A sheepish smile peeks from behind tiny hands covering her face. Eleven-year-old Rebina has just returned from school, and her mother has introduced some funny-looking foreigners.
But her initial shyness doesn’t last long. Once Rebina realises these visitors are not too weird, she relaxes. Within minutes she’s giggling and practising her English on these strangers.
Still dressed proudly in her blue school uniform, Rebina’s hair is tied up in pigtails with bright red ribbons. She has just completed one of her last end-of-year exams and the Nepalese school year is almost over.
She’s a little bit sad, because she enjoys studying and learning.
“I like going to school,” Rebina tells us, “Because when I am at school I get to learn new things. I like learning.
“My favourite subjects are Nepali, science and maths.”
Rebina has a dream: to help other people in her community in a very practical way. As she explains, her mother grins proudly.
“When I grow up, I want to be a doctor,” Rebina says. “I want to become a doctor so I can help people who are sick.”
* * * *
Tucked between India and Tibet in the mighty Himalayan mountain range, Nepal is a country of rare beauty.
But by all accounts, Nepal is one of the poorest countries in the world.
Old dilapidated cars bounce along pothole-laden roads, fighting for position with dirty diesel trucks and buses, which turn the air into something you can taste.

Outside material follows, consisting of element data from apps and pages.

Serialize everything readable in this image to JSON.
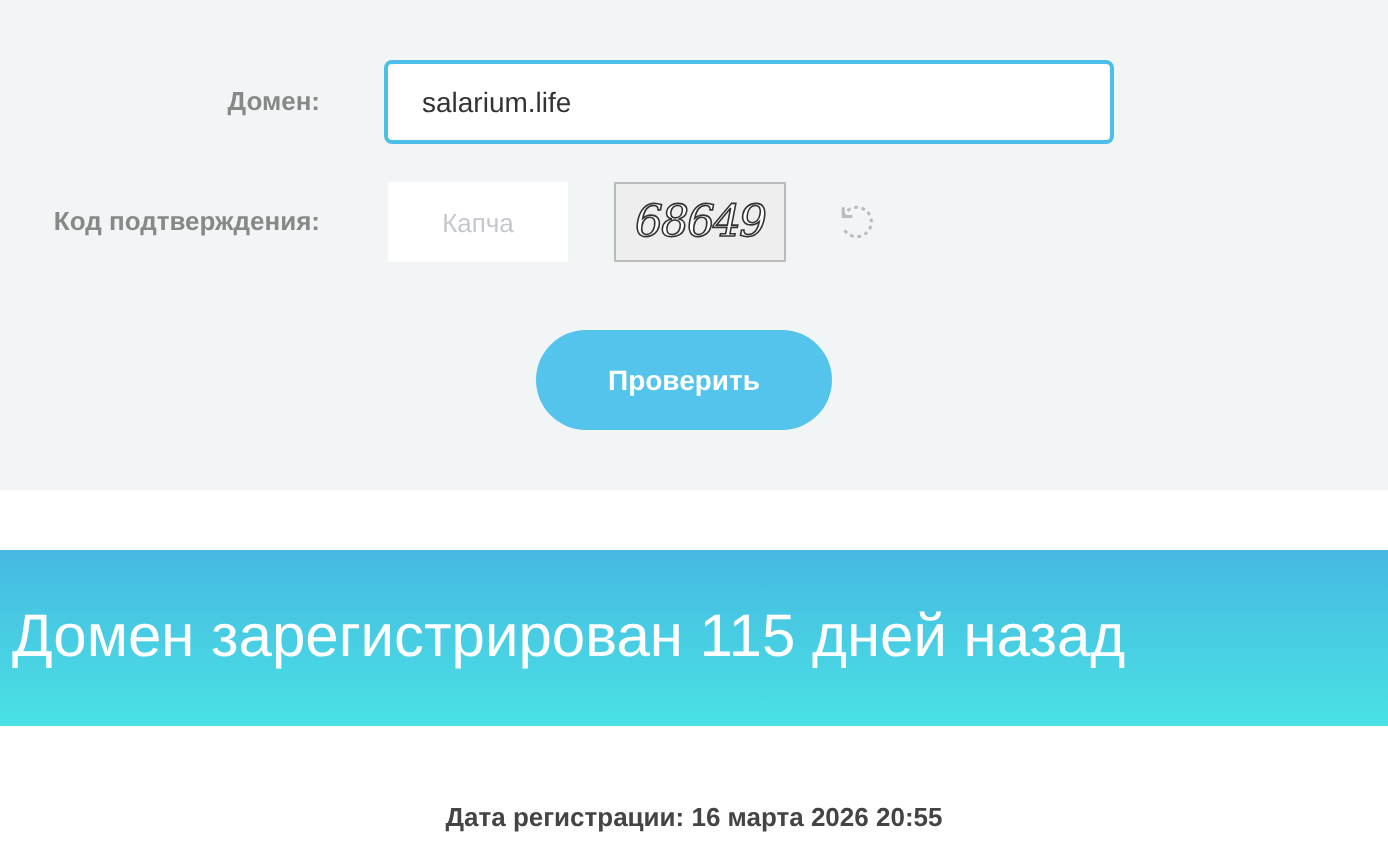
{
  "form": {
    "domain_label": "Домен:",
    "domain_value": "salarium.life",
    "captcha_label": "Код подтверждения:",
    "captcha_placeholder": "Капча",
    "captcha_code": "68649",
    "submit": "Проверить"
  },
  "result": {
    "headline": "Домен зарегистрирован 115 дней назад",
    "registration_date": "Дата регистрации: 16 марта 2026 20:55"
  }
}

Across these busy roads, cows wander aimlessly, unaware of the obstruction they’re causing.
Best known for its majestic peaks that soar above the clouds, Nepal is home to 29 million people. While tourists flock to this trekking paradise, the country remains rooted deep in poverty.

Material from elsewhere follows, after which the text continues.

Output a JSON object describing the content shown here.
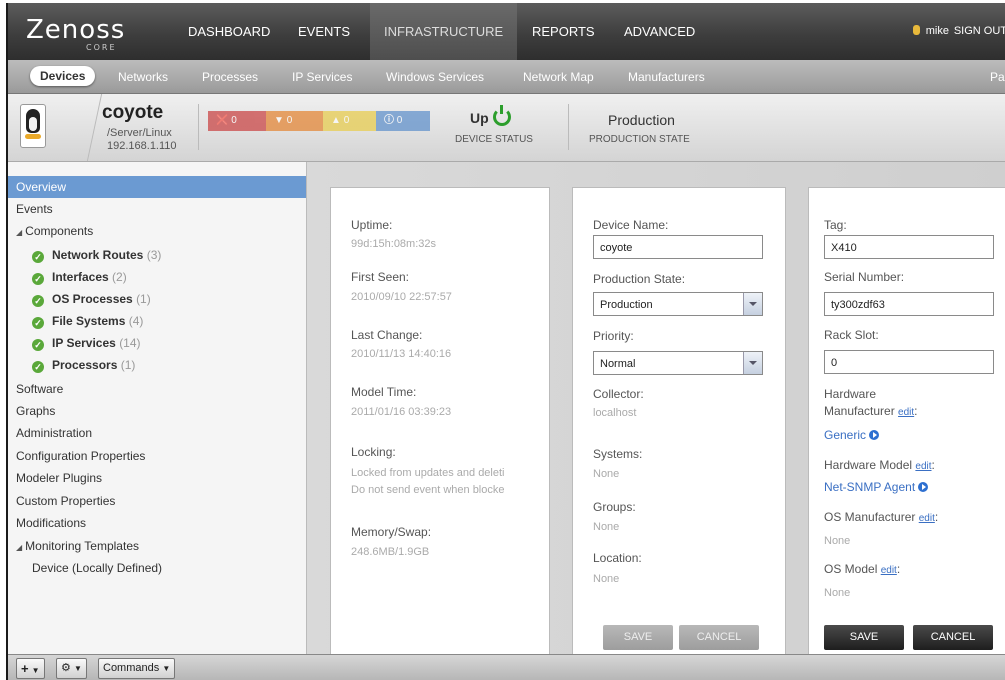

There are governance issues. There are geographic challenges. Infrastructure is either outdated or lacking completely. And the 2015 earthquake that rocked the country to its core exacerbated these problems.
The country scores poorly on the Gender Inequality Index—144th out of 188 countries—putting women at a structural disadvantage. And that’s a big problem.
The United Nations found gender inequality is a major cause and effect of poverty, with women and girls accounting for 60 per cent of chronically hungry people worldwide.
The Asian Development Bank puts it this way:
“The low status of women in Nepal can be traced to economic, legal, sociocultural, political and institutional factors—which are interrelated, mutually reinforcing and centuries old. The condition of women was exacerbated by the country’s caste system, as this defined access to resources and opportunities.”
Times are changing, however, and Nepal is making some progress in overcoming this gender inequality. In 2015 Nepal elected a woman president and in 2016 a woman was appointed Chief Justice of the Supreme Court for the first time.
Meanwhile, international development organisations like ADRA are focusing heavily on gender equality in their programs to empower women.
* * * *
The small twin-prop plane hums loudly as it cruises towards Kathmandu. Out the window, majestic Himalayan peaks stretch upwards, reaching well above the clouds and our small airplane.
"When I grow up, I want to be a doctor. I want to become a doctor so I can help people who are sick."
Reflecting on Rebina’s story, I feel inspired and hopeful but uncertain.
Inspired, because her dream of helping others in such a tangible way is so pure and her heart for service so beautiful.
Hopeful, because the spark I saw in her eyes when she spoke gave me confidence she can overcome the odds to achieve her dream.
But uncertain, because despite Rebina’s passion and talents, a frustrating lack of financial resources and educational opportunities could cripple her dreams.
So over to you. Will you make a difference?
Your gift before June 30 will help people like Rebina. Visit adra.org.au/amazing.
Josh Dye is communication coordinator at ADRA Australia. He travelled to Nepal in March.